The Cambodian Red Cross (CRC) and Cambodia Airports have jointly sponsored the official launch of a traffic safety park at Chea Sim Santhormok High School in Phnom Penh.

This initiative aims to impart knowledge on road traffic laws, traffic signs and the driving code of ethics to young people, students, families and teachers.

In a social media post on December 4, the CRC said the facility is crafted to serve as a key contributor to driving the implementation of activities aimed at enhancing traffic safety knowledge.
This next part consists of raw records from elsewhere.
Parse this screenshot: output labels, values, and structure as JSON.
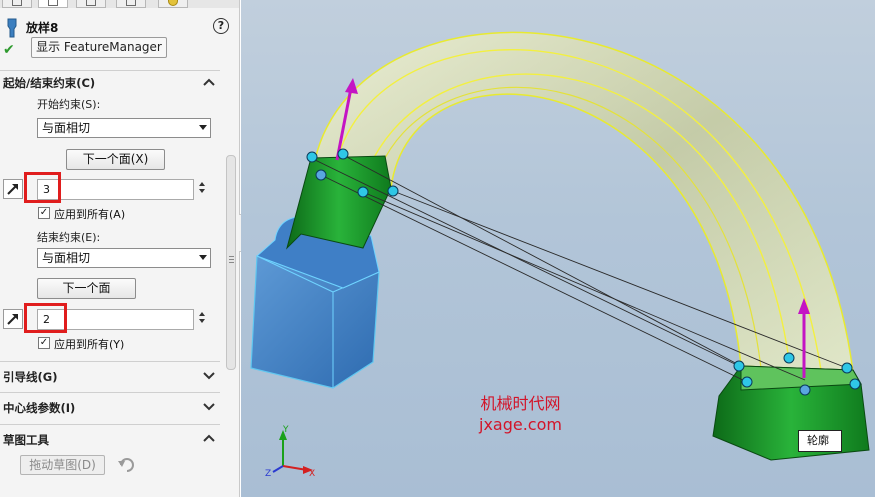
{
  "feature": {
    "title": "放样8",
    "show_featuremanager": "显示 FeatureManager",
    "help_glyph": "?",
    "ok_glyph": "✔"
  },
  "sections": {
    "start_end": {
      "title": "起始/结束约束(C)",
      "start_label": "开始约束(S):",
      "start_value": "与面相切",
      "next_face_1": "下一个面(X)",
      "start_length": "3",
      "apply_all_1": "应用到所有(A)",
      "end_label": "结束约束(E):",
      "end_value": "与面相切",
      "next_face_2": "下一个面",
      "end_length": "2",
      "apply_all_2": "应用到所有(Y)"
    },
    "guides": {
      "title": "引导线(G)"
    },
    "centerline": {
      "title": "中心线参数(I)"
    },
    "sketch_tools": {
      "title": "草图工具",
      "drag_sketch": "拖动草图(D)"
    }
  },
  "viewport": {
    "watermark_cn": "机械时代网",
    "watermark_en": "jxage.com",
    "profile_tag": "轮廓",
    "triad": {
      "y": "Y",
      "z": "Z",
      "x": "X"
    },
    "colors": {
      "background": "#b6c8da",
      "start_block": "#4a86c6",
      "green_section": "#1e9a2e",
      "loft_highlight": "#f0ef3a",
      "vector_arrow": "#c414c4",
      "handle_dot": "#2fc7e6"
    }
  },
  "icons": [
    "help-icon",
    "check-icon",
    "tangent-arrow-icon",
    "chevron-up-icon",
    "chevron-down-icon",
    "undo-icon",
    "triad-icon"
  ]
}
It said it finds encouragement in supporting the government’s efforts to implement and enhance adherence to road safety laws. This effort contributes to the goal of reducing accidents by 50 per cent by the end of 2030, aligning with the objectives of the World Health Organisation’s (WHO) Decade of Action for Road Safety 2021-30.

During the event, CRC secretary-general Pum Chantinie urged young people, students and teachers to actively participate in spreading awareness of road traffic laws to their families, parents, relatives and friends. She stated the importance of setting good examples by consistently respecting traffic signs and laws.

Hem Sinareth, director of the Phnom Penh municipal education department, said on December 5 that incorporating road safety signs in schools plays a role in educating students about road usage. He also noted that several other schools have implemented similar safety parks.

“The CRC has installed a number of traffic signs in schools with the objective of imparting greater knowledge and understanding of the appropriate use of roads. This initiative is anticipated to significantly contribute to the reduction of traffic accidents,” he said.

Kim Pagna, country director of the Asia Injury Prevention Foundation (AIP), supports the introduction of traffic safety parks in schools. The aim is to reduce traffic accidents in Cambodia by creating more parks and utilising them effectively, learning from any shortcomings to implement improvements in other schools.

“The crucial step for schools is to incorporate traffic law enforcement regulations, including helmet-wearing, into their internal rules and ensure strict enforcement. Currently, less than 10 per cent of primary school students wear helmets,” he said.

Supported by Cambodia Airport, the CRC will set up additional traffic safety parks at public schools in Preah Sihanouk province. At Chea Sim Santhormok High School, the CRC has provided six large vertical billboards displaying traffic signs, command signs and prohibition signs. They also donated two safety barriers, 200 posters advocating helmet usage, 2,000 helmet use postcards, 400 reflectors and a number of helmets.